KR: Usually, there’s something that people notice. It’s one thing if you were single, but the Malaysia pilot had people around him, coworkers, family. They’d notice something different. He wouldn’t necessarily leak his decision or his planning, but there would be something different. To do something like this without anybody noticing anything would be really hard to do.

JW: In the case of Germanwings and every other pilot suicide that we know about, the pilot descended into the ground and got it over with quickly.

KR: If somebody’s going to commit suicide, they’ll just go do it. If the media is to be believed, the Germanwings pilot had clearly made a statement to people about being famous, and that fits the profile of a mass murder-coercive suicide. But because there’s no evidence of that here, I think it’s just too big of a leap to say, “This is suicide.” So many things are against it.

JW: Would you go so far as to say Zaharie couldn’t have been responsible?

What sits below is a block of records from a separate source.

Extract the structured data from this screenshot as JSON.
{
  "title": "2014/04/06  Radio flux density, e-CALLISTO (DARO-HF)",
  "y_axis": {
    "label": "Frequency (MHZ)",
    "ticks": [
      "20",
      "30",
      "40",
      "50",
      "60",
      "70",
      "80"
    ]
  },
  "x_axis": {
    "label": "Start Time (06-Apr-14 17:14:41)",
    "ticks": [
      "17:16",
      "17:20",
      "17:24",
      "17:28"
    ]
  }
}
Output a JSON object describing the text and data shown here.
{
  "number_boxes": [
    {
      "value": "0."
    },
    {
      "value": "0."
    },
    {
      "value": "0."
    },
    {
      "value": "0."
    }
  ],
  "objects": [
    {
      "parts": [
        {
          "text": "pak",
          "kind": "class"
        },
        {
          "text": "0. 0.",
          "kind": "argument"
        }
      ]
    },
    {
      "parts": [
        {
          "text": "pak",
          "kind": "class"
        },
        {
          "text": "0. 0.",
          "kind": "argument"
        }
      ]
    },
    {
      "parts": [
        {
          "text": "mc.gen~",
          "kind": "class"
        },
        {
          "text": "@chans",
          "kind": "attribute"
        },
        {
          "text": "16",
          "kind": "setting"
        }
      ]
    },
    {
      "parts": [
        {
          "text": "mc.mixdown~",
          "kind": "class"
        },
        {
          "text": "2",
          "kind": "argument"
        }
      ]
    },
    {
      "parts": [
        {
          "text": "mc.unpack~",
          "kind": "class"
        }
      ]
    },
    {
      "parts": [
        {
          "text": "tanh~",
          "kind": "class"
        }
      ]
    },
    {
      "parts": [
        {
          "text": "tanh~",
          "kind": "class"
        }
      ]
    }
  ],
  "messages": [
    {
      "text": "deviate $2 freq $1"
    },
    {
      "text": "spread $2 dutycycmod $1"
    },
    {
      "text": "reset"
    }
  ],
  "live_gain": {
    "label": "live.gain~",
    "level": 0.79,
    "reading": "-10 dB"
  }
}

KR: I’m not going to rule out the possibility because there will always be rare instances of things that surprise us. Human beings are strange creatures.